Aid’s unfinished business

24 November 2016
Author: Amy Dodd

Aid effectiveness is back on the agenda with the Second High Level Meeting (HLM) of the Global Partnership for Effective Development Cooperation (GPEDC) taking place in Nairobi next week. It comes at a time when several OECD donors are reducing their aid budgets, but when we also have an ambitious set of Sustainable Development Goals (SDGs) to achieve by 2030 and a significant funding gap to bridge.

Despite the growth in other financial flows, ensuring that aid is spent effectively remains a key means of achieving the world's sustainable development ambitions. Next week’s Nairobi conference will be an important moment to take stock of progress against the development effectiveness principles - of ownership, a focus on results, inclusive development partnerships, and transparency and accountability - agreed in Busan in 2011.
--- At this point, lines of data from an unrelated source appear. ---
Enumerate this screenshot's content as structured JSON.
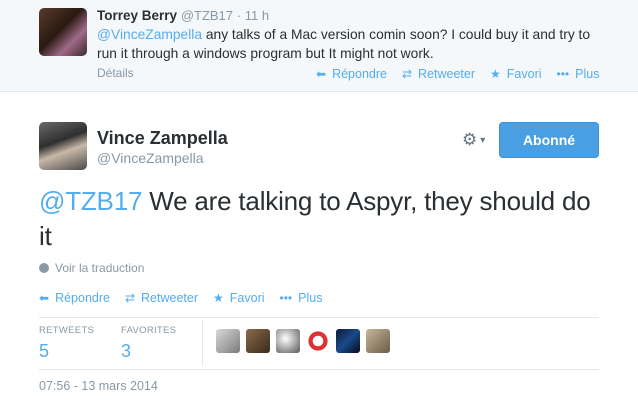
{
  "reply": {
    "name": "Torrey Berry",
    "handle": "@TZB17",
    "time": "· 11 h",
    "mention": "@VinceZampella",
    "text": " any talks of a Mac version comin soon? I could buy it and try to run it through a windows program but It might not work.",
    "details": "Détails",
    "actions": {
      "reply": "Répondre",
      "retweet": "Retweeter",
      "favorite": "Favori",
      "more": "Plus"
    }
  },
  "tweet": {
    "name": "Vince Zampella",
    "handle": "@VinceZampella",
    "follow_label": "Abonné",
    "mention": "@TZB17",
    "text": " We are talking to Aspyr, they should do it",
    "translate": "Voir la traduction",
    "actions": {
      "reply": "Répondre",
      "retweet": "Retweeter",
      "favorite": "Favori",
      "more": "Plus"
    },
    "stats": {
      "retweets_label": "RETWEETS",
      "retweets": "5",
      "favorites_label": "FAVORITES",
      "favorites": "3"
    },
    "timestamp": "07:56 - 13 mars 2014"
  },
  "icons": {
    "reply": "reply-icon",
    "retweet": "retweet-icon",
    "favorite": "star-icon",
    "more": "more-dots-icon",
    "gear": "gear-icon",
    "globe": "globe-icon"
  },
  "colors": {
    "accent": "#55acee",
    "follow_button": "#4a9fe3",
    "muted": "#8899a6",
    "text": "#292f33"
  }
}
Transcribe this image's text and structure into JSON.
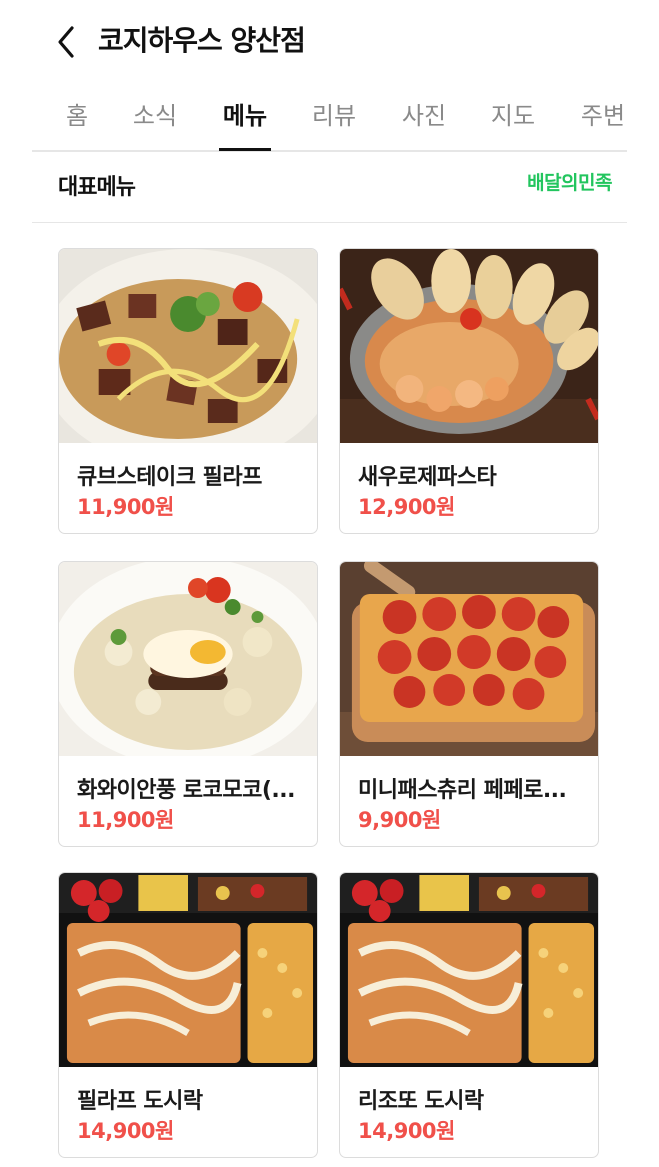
{
  "header": {
    "back_icon": "chevron-left-icon",
    "title": "코지하우스 양산점"
  },
  "tabs": [
    {
      "label": "홈",
      "active": false
    },
    {
      "label": "소식",
      "active": false
    },
    {
      "label": "메뉴",
      "active": true
    },
    {
      "label": "리뷰",
      "active": false
    },
    {
      "label": "사진",
      "active": false
    },
    {
      "label": "지도",
      "active": false
    },
    {
      "label": "주변",
      "active": false
    }
  ],
  "section": {
    "title": "대표메뉴",
    "partner": "배달의민족",
    "partner_color": "#22c55e"
  },
  "menu": [
    {
      "name": "큐브스테이크 필라프",
      "price": "11,900원"
    },
    {
      "name": "새우로제파스타",
      "price": "12,900원"
    },
    {
      "name": "화와이안풍 로코모코(...",
      "price": "11,900원"
    },
    {
      "name": "미니패스츄리 페페로...",
      "price": "9,900원"
    },
    {
      "name": "필라프 도시락",
      "price": "14,900원"
    },
    {
      "name": "리조또 도시락",
      "price": "14,900원"
    }
  ],
  "colors": {
    "price": "#f0504a",
    "active_tab": "#111111",
    "inactive_tab": "#8a8a8a"
  }
}
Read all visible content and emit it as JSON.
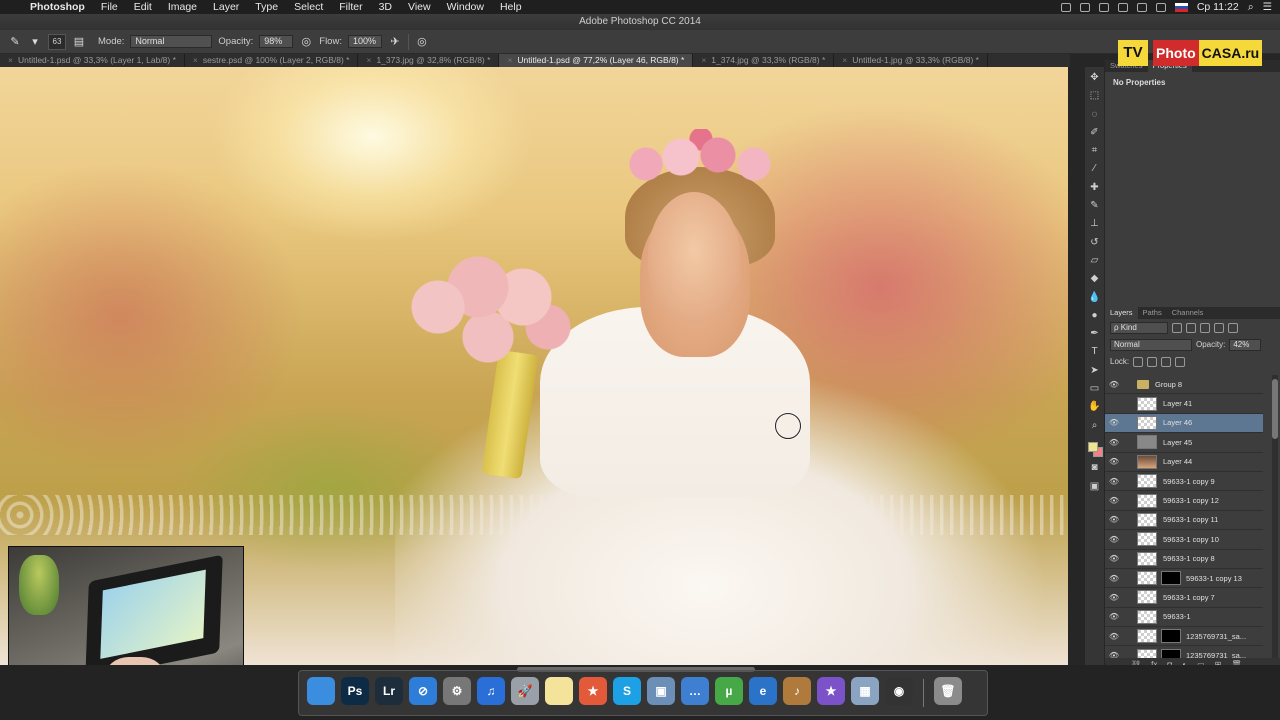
{
  "menubar": {
    "apple": "",
    "app": "Photoshop",
    "items": [
      "File",
      "Edit",
      "Image",
      "Layer",
      "Type",
      "Select",
      "Filter",
      "3D",
      "View",
      "Window",
      "Help"
    ],
    "clock": "Ср 11:22"
  },
  "window": {
    "title": "Adobe Photoshop CC 2014"
  },
  "options": {
    "brush_size": "63",
    "mode_label": "Mode:",
    "mode_value": "Normal",
    "opacity_label": "Opacity:",
    "opacity_value": "98%",
    "flow_label": "Flow:",
    "flow_value": "100%"
  },
  "tabs": [
    {
      "label": "Untitled-1.psd @ 33,3% (Layer 1, Lab/8) *"
    },
    {
      "label": "sestre.psd @ 100% (Layer 2, RGB/8) *"
    },
    {
      "label": "1_373.jpg @ 32,8% (RGB/8) *"
    },
    {
      "label": "Untitled-1.psd @ 77,2% (Layer 46, RGB/8) *"
    },
    {
      "label": "1_374.jpg @ 33,3% (RGB/8) *"
    },
    {
      "label": "Untitled-1.jpg @ 33,3% (RGB/8) *"
    }
  ],
  "logo": {
    "tv": "TV",
    "photo": "Photo",
    "casa": "CASA.ru"
  },
  "properties": {
    "tabs": [
      "Swatches",
      "Properties"
    ],
    "empty_text": "No Properties"
  },
  "layers_panel": {
    "tabs": [
      "Layers",
      "Paths",
      "Channels"
    ],
    "filter": "ρ Kind",
    "blend_mode": "Normal",
    "opacity_label": "Opacity:",
    "opacity_value": "42%",
    "lock_label": "Lock:",
    "layers": [
      {
        "name": "Group 8",
        "kind": "group",
        "visible": true
      },
      {
        "name": "Layer 41",
        "kind": "layer",
        "visible": false
      },
      {
        "name": "Layer 46",
        "kind": "layer",
        "visible": true,
        "selected": true
      },
      {
        "name": "Layer 45",
        "kind": "grey",
        "visible": true
      },
      {
        "name": "Layer 44",
        "kind": "photo",
        "visible": true
      },
      {
        "name": "59633-1 copy 9",
        "kind": "layer",
        "visible": true
      },
      {
        "name": "59633-1 copy 12",
        "kind": "layer",
        "visible": true
      },
      {
        "name": "59633-1 copy 11",
        "kind": "layer",
        "visible": true
      },
      {
        "name": "59633-1 copy 10",
        "kind": "layer",
        "visible": true
      },
      {
        "name": "59633-1 copy 8",
        "kind": "layer",
        "visible": true
      },
      {
        "name": "59633-1 copy 13",
        "kind": "masked",
        "visible": true
      },
      {
        "name": "59633-1 copy 7",
        "kind": "layer",
        "visible": true
      },
      {
        "name": "59633-1",
        "kind": "layer",
        "visible": true
      },
      {
        "name": "1235769731_sa...",
        "kind": "masked",
        "visible": true
      },
      {
        "name": "1235769731_sa...",
        "kind": "masked",
        "visible": true
      }
    ]
  },
  "dock": {
    "apps": [
      {
        "name": "finder",
        "label": "",
        "color": "#3b8de0"
      },
      {
        "name": "photoshop",
        "label": "Ps",
        "color": "#0d2b45"
      },
      {
        "name": "lightroom",
        "label": "Lr",
        "color": "#1d2d3b"
      },
      {
        "name": "safari",
        "label": "⊘",
        "color": "#2e7dd8"
      },
      {
        "name": "system-preferences",
        "label": "⚙",
        "color": "#777"
      },
      {
        "name": "itunes",
        "label": "♫",
        "color": "#2a6ed8"
      },
      {
        "name": "launchpad",
        "label": "🚀",
        "color": "#9aa0a8"
      },
      {
        "name": "notes",
        "label": "",
        "color": "#f3e39b"
      },
      {
        "name": "mendeley",
        "label": "★",
        "color": "#e25a3a"
      },
      {
        "name": "skype",
        "label": "S",
        "color": "#1ea0e5"
      },
      {
        "name": "preview",
        "label": "▣",
        "color": "#6b8fb7"
      },
      {
        "name": "messages",
        "label": "…",
        "color": "#3f7fd1"
      },
      {
        "name": "utorrent",
        "label": "µ",
        "color": "#46a846"
      },
      {
        "name": "edge",
        "label": "e",
        "color": "#2b73c9"
      },
      {
        "name": "guitar",
        "label": "♪",
        "color": "#b07a3c"
      },
      {
        "name": "imovie",
        "label": "★",
        "color": "#7c52c9"
      },
      {
        "name": "photos",
        "label": "▦",
        "color": "#8aa4c2"
      },
      {
        "name": "photo-booth",
        "label": "◉",
        "color": "#333"
      },
      {
        "name": "trash",
        "label": "🗑",
        "color": "#8b8b8b"
      }
    ]
  }
}
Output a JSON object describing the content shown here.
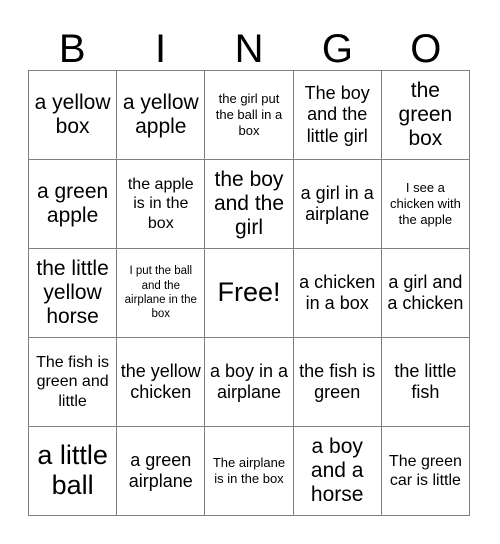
{
  "header": {
    "letters": [
      "B",
      "I",
      "N",
      "G",
      "O"
    ]
  },
  "grid": {
    "columns": 5,
    "rows": 5,
    "border_color": "#808080",
    "background_color": "#ffffff",
    "text_color": "#000000",
    "cells": [
      {
        "text": "a yellow box",
        "size": "xl",
        "free": false
      },
      {
        "text": "a yellow apple",
        "size": "xl",
        "free": false
      },
      {
        "text": "the girl put the ball in a box",
        "size": "sm",
        "free": false
      },
      {
        "text": "The boy and the little girl",
        "size": "lg",
        "free": false
      },
      {
        "text": "the green box",
        "size": "xl",
        "free": false
      },
      {
        "text": "a green apple",
        "size": "xl",
        "free": false
      },
      {
        "text": "the apple is in the box",
        "size": "md",
        "free": false
      },
      {
        "text": "the boy and the girl",
        "size": "xl",
        "free": false
      },
      {
        "text": "a girl in a airplane",
        "size": "lg",
        "free": false
      },
      {
        "text": "I see a chicken with the apple",
        "size": "sm",
        "free": false
      },
      {
        "text": "the little yellow horse",
        "size": "xl",
        "free": false
      },
      {
        "text": "I put the ball and the airplane in the box",
        "size": "xs",
        "free": false
      },
      {
        "text": "Free!",
        "size": "xxl",
        "free": true
      },
      {
        "text": "a chicken in a box",
        "size": "lg",
        "free": false
      },
      {
        "text": "a girl and a chicken",
        "size": "lg",
        "free": false
      },
      {
        "text": "The fish is green and little",
        "size": "md",
        "free": false
      },
      {
        "text": "the yellow chicken",
        "size": "lg",
        "free": false
      },
      {
        "text": "a boy in a airplane",
        "size": "lg",
        "free": false
      },
      {
        "text": "the fish is green",
        "size": "lg",
        "free": false
      },
      {
        "text": "the little fish",
        "size": "lg",
        "free": false
      },
      {
        "text": "a little ball",
        "size": "xxl",
        "free": false
      },
      {
        "text": "a green airplane",
        "size": "lg",
        "free": false
      },
      {
        "text": "The airplane is in the box",
        "size": "sm",
        "free": false
      },
      {
        "text": "a boy and a horse",
        "size": "xl",
        "free": false
      },
      {
        "text": "The green car is little",
        "size": "md",
        "free": false
      }
    ]
  }
}
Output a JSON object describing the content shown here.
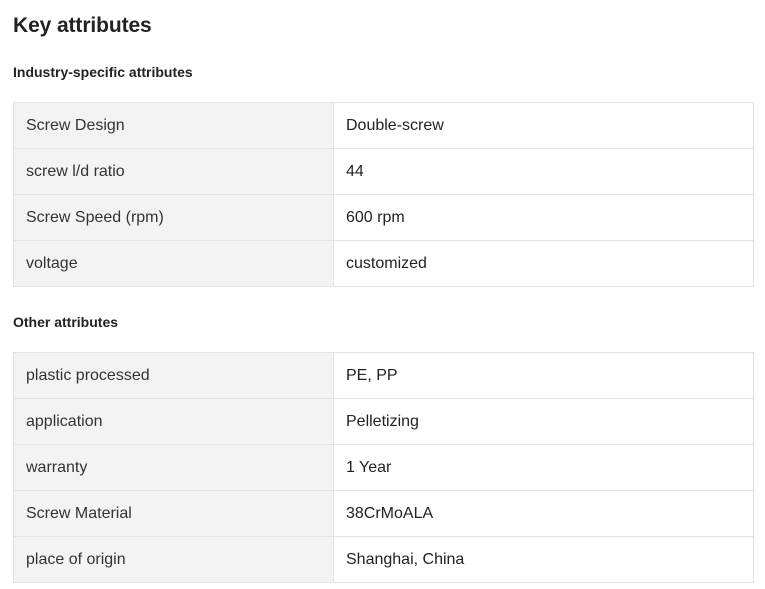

This series of blogs presents perspectives on what the HLM needs to achieve, if we are to see needed progress on ensuring aid is more effective, transparent and accountable over the years to come. 

Aid's unfinished business 

Aid is a limited and valuable resource for sustainable development. While other ‘beyond aid’ resources and flows are rightly increasingly emphasised in the new post-2015 era, aid will remain a vital source of financing for many countries  who would struggle to fund crucial social services, for example, purely from internal resources.

Aid will also be a necessary – but again not sufficient – part of efforts to tackle the complex and interconnected global and national challenges laid out in the SDGs from fragility and conflict to climate change. Ensuring that aid is used effectively – that we get the biggest and best possible bang for every pound spent – is thus both vitally important and quite challenging to ensure.

So what next?

Aid effectiveness is fundamentally about impact, efficiency and value for money; an agenda born out of the recognition in the Monterrey Financing for Development agenda that achieving development goals would require much more than just more resources. It also recognised a fundamental power imbalance in global development – that those who had the most at stake and a right to drive and direct their own development, were too often not the ones in the driving seat. So a crucial part of this process was about redressing that power imbalance between donors and recipients by providing a productive, safe and outcome-oriented space to address the challenges partner countries were facing in terms of aid delivery. The debate has moved on from just aid providers and recipients, but this fundamental principle – supporting developing countries to more effectively own and manage their own development – remains a critical part of the development effectiveness agenda. Not least as there is much of that original agenda, the so-called unfinished business, that is still pretty much unfinished. Nor have we really managed to mainstream effectiveness across government and beyond aid – another necessary stage in efficiently marshalling other flows and other types of interventions.  

And, while it may be politically challenging at times, this is in the UK’s best interests too. It is not just about our own credibility – keeping promises – but also about building better partnerships for the future whether for trade or anything else, something the new Secretary of State Priti Patel has been keen to focus on. Good partnerships, now and in the future, will be built on respect for the ownership, priorities and ‘asks’ like aid effectiveness from partner countries. The multi-stakeholder nature of the GPEDC is unique and creates a space for countries like the UK to work with a wide range of stakeholders beyond governments, from foundations and civil society to the private sector – again something that is a priority for the UK government. It is fundamentally about value for money; a core concern for any government and certainly one this government has been at pains to emphasise.

So what can we do?

The development effectiveness agenda has struggled to make progress and gain the traction needed in recent years.  But the Nairobi HLM can be a chance to address that. Three things the UK could do to help ensure that outcome:

  • Support and help to develop the missing global, ‘technical’ level of the partnership – a space to learn, share experience or knowledge and explore the challenges in delivering on the unfinished business with workplans, targets and accountability.
  • Outline how and when it will meet outstanding aid effectiveness commitments – including, in particular, meeting its promise to greatly improve the transparency of all aid-spending departments – ideally through publishing a timebound implementation plan.  
  • Outline how it will mainstream development across government and across different flows – from ‘traditional’ aid to blended finance.

These three small steps could help to give new energy to the aid and development effectiveness agenda – as well as modelling best behaviour for others. This is an area where the UK has historically been a global leader, it can reclaim that leadership in Nairobi but only if it takes action.  

Read our full paper on where next for development effectiveness here.

About the author

Amy Dodd, Director, UK Aid Network
UK Aid Network

Amy has been director of the UK Aid Network - a network of UK NGOs that advocate for more and better aid through joint policy, research and lobbying - since 2012.